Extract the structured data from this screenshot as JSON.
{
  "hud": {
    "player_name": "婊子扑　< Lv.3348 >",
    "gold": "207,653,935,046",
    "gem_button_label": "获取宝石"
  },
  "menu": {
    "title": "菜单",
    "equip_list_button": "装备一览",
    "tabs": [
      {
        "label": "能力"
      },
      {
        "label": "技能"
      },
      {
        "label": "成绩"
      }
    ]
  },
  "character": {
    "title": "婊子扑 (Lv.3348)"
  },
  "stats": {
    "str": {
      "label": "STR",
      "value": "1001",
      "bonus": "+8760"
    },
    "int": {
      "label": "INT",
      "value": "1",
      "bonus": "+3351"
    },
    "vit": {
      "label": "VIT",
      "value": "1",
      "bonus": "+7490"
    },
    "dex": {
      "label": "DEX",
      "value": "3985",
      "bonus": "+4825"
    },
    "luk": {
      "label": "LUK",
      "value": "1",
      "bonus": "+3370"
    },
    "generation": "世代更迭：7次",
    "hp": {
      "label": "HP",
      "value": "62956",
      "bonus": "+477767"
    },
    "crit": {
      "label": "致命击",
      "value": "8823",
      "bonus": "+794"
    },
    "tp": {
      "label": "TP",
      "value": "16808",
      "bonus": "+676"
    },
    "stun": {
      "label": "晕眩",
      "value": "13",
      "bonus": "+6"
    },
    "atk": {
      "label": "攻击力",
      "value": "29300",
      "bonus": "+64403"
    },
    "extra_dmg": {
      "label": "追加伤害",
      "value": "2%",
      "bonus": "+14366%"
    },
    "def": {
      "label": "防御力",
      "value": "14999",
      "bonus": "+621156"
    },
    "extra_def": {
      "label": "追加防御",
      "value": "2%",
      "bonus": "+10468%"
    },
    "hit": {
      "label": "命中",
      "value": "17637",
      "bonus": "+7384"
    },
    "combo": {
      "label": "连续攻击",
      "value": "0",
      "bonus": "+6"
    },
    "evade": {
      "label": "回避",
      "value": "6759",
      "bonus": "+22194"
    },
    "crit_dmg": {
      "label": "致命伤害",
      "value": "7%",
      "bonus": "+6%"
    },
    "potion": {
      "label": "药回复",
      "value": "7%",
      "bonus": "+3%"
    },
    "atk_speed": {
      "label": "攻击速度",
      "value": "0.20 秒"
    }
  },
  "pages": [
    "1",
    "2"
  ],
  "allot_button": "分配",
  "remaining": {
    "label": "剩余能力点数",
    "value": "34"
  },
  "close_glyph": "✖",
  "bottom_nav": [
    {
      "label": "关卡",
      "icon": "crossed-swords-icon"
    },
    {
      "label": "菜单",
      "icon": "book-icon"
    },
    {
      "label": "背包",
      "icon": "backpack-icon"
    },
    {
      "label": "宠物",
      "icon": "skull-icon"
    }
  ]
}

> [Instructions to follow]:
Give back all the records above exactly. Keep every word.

> [Task result]:
Extract the structured data from this screenshot as JSON.
{
  "hud": {
    "player_name": "婊子扑　< Lv.3348 >",
    "gold": "207,653,935,046",
    "gem_button_label": "获取宝石"
  },
  "menu": {
    "title": "菜单",
    "equip_list_button": "装备一览",
    "tabs": [
      {
        "label": "能力"
      },
      {
        "label": "技能"
      },
      {
        "label": "成绩"
      }
    ]
  },
  "character": {
    "title": "婊子扑 (Lv.3348)"
  },
  "stats": {
    "str": {
      "label": "STR",
      "value": "1001",
      "bonus": "+8760"
    },
    "int": {
      "label": "INT",
      "value": "1",
      "bonus": "+3351"
    },
    "vit": {
      "label": "VIT",
      "value": "1",
      "bonus": "+7490"
    },
    "dex": {
      "label": "DEX",
      "value": "3985",
      "bonus": "+4825"
    },
    "luk": {
      "label": "LUK",
      "value": "1",
      "bonus": "+3370"
    },
    "generation": "世代更迭：7次",
    "hp": {
      "label": "HP",
      "value": "62956",
      "bonus": "+477767"
    },
    "crit": {
      "label": "致命击",
      "value": "8823",
      "bonus": "+794"
    },
    "tp": {
      "label": "TP",
      "value": "16808",
      "bonus": "+676"
    },
    "stun": {
      "label": "晕眩",
      "value": "13",
      "bonus": "+6"
    },
    "atk": {
      "label": "攻击力",
      "value": "29300",
      "bonus": "+64403"
    },
    "extra_dmg": {
      "label": "追加伤害",
      "value": "2%",
      "bonus": "+14366%"
    },
    "def": {
      "label": "防御力",
      "value": "14999",
      "bonus": "+621156"
    },
    "extra_def": {
      "label": "追加防御",
      "value": "2%",
      "bonus": "+10468%"
    },
    "hit": {
      "label": "命中",
      "value": "17637",
      "bonus": "+7384"
    },
    "combo": {
      "label": "连续攻击",
      "value": "0",
      "bonus": "+6"
    },
    "evade": {
      "label": "回避",
      "value": "6759",
      "bonus": "+22194"
    },
    "crit_dmg": {
      "label": "致命伤害",
      "value": "7%",
      "bonus": "+6%"
    },
    "potion": {
      "label": "药回复",
      "value": "7%",
      "bonus": "+3%"
    },
    "atk_speed": {
      "label": "攻击速度",
      "value": "0.20 秒"
    }
  },
  "pages": [
    "1",
    "2"
  ],
  "allot_button": "分配",
  "remaining": {
    "label": "剩余能力点数",
    "value": "34"
  },
  "close_glyph": "✖",
  "bottom_nav": [
    {
      "label": "关卡",
      "icon": "crossed-swords-icon"
    },
    {
      "label": "菜单",
      "icon": "book-icon"
    },
    {
      "label": "背包",
      "icon": "backpack-icon"
    },
    {
      "label": "宠物",
      "icon": "skull-icon"
    }
  ]
}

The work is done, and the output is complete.